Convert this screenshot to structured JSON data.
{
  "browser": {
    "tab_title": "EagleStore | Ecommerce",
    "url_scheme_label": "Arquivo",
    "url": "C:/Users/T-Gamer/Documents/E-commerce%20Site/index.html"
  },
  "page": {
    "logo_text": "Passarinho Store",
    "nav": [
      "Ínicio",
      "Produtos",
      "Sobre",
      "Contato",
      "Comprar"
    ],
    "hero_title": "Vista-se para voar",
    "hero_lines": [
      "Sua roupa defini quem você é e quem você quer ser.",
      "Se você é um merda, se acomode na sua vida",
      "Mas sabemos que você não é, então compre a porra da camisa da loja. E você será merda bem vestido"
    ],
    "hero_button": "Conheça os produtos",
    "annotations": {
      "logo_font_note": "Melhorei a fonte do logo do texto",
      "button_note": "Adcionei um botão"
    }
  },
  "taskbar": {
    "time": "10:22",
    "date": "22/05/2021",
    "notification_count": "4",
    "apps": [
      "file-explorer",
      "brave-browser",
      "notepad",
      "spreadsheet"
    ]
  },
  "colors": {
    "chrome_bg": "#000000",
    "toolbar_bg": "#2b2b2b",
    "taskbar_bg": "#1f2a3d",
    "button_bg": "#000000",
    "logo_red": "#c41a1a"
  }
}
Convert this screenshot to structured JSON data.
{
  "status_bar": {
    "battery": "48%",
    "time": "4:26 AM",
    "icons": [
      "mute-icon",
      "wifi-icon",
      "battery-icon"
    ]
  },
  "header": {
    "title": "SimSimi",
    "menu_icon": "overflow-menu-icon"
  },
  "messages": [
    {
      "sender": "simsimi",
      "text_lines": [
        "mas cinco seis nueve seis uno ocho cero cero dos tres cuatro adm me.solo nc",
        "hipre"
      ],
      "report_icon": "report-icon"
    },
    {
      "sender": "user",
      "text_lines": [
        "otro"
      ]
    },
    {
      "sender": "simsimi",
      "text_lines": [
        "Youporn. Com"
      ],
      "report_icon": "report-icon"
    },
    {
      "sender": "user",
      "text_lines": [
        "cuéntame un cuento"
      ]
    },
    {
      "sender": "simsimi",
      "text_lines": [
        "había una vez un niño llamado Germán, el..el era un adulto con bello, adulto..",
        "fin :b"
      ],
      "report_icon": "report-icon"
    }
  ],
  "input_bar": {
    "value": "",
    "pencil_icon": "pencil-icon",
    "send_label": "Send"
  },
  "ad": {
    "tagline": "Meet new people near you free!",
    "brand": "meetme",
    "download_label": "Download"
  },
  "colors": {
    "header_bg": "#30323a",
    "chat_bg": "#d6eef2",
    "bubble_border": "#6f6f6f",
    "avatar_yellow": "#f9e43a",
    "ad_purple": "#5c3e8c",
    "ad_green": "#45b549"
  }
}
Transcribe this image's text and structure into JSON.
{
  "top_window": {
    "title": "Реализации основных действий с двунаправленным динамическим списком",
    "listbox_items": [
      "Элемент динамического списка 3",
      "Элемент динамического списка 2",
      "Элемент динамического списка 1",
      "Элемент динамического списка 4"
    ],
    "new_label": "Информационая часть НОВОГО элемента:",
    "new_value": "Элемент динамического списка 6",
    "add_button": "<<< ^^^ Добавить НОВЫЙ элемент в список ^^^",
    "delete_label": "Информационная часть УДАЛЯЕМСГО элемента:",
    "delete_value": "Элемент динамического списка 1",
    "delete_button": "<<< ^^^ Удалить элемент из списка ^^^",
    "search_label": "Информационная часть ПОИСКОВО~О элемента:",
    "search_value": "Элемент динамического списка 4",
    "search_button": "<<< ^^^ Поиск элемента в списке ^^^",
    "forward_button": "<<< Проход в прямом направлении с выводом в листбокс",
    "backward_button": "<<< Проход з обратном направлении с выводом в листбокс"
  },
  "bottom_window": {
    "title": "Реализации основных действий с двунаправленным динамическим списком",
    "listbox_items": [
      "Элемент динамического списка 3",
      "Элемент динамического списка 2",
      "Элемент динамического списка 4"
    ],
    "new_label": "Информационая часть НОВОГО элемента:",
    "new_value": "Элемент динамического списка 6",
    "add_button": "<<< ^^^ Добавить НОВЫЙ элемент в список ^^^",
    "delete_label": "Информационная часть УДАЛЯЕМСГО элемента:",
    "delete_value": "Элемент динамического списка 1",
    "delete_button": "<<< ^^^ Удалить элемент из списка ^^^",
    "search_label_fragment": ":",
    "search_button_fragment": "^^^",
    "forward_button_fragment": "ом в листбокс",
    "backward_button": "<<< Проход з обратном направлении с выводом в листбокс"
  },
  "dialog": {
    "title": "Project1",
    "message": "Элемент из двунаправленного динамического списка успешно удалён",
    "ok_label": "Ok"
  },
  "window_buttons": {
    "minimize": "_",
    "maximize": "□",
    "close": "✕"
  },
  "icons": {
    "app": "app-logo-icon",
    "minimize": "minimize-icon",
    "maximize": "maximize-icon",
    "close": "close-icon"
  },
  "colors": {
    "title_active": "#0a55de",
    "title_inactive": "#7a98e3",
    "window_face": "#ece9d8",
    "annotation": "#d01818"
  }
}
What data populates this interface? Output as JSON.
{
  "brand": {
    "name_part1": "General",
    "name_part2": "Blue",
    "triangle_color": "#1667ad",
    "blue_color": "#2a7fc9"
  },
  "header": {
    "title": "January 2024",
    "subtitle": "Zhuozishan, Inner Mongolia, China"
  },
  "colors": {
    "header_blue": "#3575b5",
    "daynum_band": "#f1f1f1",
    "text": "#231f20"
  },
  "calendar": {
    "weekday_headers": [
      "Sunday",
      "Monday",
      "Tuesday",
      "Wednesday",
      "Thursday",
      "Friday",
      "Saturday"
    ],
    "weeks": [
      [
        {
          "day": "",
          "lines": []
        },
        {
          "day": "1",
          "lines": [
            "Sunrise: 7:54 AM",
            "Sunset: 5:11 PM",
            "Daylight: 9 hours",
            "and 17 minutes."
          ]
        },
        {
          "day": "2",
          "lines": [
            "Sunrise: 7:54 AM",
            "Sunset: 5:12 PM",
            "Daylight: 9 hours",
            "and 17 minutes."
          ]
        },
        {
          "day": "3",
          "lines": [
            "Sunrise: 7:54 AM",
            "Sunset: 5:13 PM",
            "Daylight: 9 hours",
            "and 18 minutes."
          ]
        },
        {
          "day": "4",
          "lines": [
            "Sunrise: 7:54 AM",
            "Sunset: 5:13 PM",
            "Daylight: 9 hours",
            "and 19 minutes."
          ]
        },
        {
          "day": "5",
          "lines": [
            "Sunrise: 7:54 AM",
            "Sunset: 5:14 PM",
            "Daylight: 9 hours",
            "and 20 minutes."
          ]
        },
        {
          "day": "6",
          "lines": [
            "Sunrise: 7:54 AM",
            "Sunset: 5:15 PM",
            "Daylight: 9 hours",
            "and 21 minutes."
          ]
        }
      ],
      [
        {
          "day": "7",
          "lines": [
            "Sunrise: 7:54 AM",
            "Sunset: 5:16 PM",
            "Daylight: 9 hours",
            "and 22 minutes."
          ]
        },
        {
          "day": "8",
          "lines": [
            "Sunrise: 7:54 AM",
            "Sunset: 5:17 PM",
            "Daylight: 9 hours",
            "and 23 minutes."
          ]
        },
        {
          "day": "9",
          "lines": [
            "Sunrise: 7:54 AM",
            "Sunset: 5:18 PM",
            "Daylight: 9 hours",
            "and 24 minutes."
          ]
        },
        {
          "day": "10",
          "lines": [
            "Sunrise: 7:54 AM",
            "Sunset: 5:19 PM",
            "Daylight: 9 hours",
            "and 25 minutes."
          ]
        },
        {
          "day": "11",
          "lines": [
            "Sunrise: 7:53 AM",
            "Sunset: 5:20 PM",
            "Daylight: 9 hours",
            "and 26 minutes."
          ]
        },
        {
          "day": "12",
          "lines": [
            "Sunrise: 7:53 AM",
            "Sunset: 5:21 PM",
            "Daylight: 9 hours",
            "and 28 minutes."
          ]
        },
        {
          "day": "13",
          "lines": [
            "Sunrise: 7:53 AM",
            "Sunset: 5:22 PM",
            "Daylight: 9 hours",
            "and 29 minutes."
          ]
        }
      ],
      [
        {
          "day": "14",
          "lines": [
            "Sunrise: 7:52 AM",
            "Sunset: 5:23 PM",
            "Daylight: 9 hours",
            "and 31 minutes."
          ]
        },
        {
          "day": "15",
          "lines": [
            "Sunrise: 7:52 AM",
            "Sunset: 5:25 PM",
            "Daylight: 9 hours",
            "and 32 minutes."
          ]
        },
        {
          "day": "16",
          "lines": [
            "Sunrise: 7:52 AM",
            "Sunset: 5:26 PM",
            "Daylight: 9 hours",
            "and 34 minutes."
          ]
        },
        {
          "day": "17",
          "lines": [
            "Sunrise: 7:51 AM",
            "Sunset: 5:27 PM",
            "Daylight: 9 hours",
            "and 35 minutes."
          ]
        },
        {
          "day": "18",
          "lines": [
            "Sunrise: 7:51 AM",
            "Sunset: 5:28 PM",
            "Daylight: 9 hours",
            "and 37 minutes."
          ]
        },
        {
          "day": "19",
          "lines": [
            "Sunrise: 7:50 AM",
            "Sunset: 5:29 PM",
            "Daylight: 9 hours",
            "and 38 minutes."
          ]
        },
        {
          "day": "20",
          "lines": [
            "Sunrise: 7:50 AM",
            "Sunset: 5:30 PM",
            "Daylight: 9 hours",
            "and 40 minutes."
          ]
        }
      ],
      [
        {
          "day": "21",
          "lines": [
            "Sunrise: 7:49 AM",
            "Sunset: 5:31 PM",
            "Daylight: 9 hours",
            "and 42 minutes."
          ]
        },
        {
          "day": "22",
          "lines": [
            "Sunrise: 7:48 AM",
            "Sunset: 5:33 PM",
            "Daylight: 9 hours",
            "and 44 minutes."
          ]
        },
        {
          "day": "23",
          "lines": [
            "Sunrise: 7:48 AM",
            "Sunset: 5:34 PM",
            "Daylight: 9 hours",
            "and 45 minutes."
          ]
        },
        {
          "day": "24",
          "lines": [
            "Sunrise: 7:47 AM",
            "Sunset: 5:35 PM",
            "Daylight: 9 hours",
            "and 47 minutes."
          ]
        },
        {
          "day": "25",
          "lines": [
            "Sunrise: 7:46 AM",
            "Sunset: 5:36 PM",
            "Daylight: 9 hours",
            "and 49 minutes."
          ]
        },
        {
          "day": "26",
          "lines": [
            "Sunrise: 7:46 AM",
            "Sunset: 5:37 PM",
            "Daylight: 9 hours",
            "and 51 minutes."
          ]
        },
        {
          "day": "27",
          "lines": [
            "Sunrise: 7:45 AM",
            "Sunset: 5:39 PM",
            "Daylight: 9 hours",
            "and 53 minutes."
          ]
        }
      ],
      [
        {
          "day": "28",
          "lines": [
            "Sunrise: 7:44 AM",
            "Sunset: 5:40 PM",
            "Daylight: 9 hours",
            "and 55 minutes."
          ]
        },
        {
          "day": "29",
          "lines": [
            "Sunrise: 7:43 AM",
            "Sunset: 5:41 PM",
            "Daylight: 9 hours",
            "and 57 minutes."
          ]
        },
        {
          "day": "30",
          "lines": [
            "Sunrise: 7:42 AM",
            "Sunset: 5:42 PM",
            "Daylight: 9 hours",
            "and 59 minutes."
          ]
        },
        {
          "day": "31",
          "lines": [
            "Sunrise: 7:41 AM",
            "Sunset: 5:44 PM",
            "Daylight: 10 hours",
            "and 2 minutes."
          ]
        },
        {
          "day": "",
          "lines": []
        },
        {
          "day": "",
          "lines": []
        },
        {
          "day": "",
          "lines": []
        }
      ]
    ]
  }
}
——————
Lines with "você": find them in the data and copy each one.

EXERCISE SOLUTION:
      "Sua roupa defini quem você é e quem você quer ser.",
      "Se você é um merda, se acomode na sua vida",
      "Mas sabemos que você não é, então compre a porra da camisa da loja. E você será merda bem vestido"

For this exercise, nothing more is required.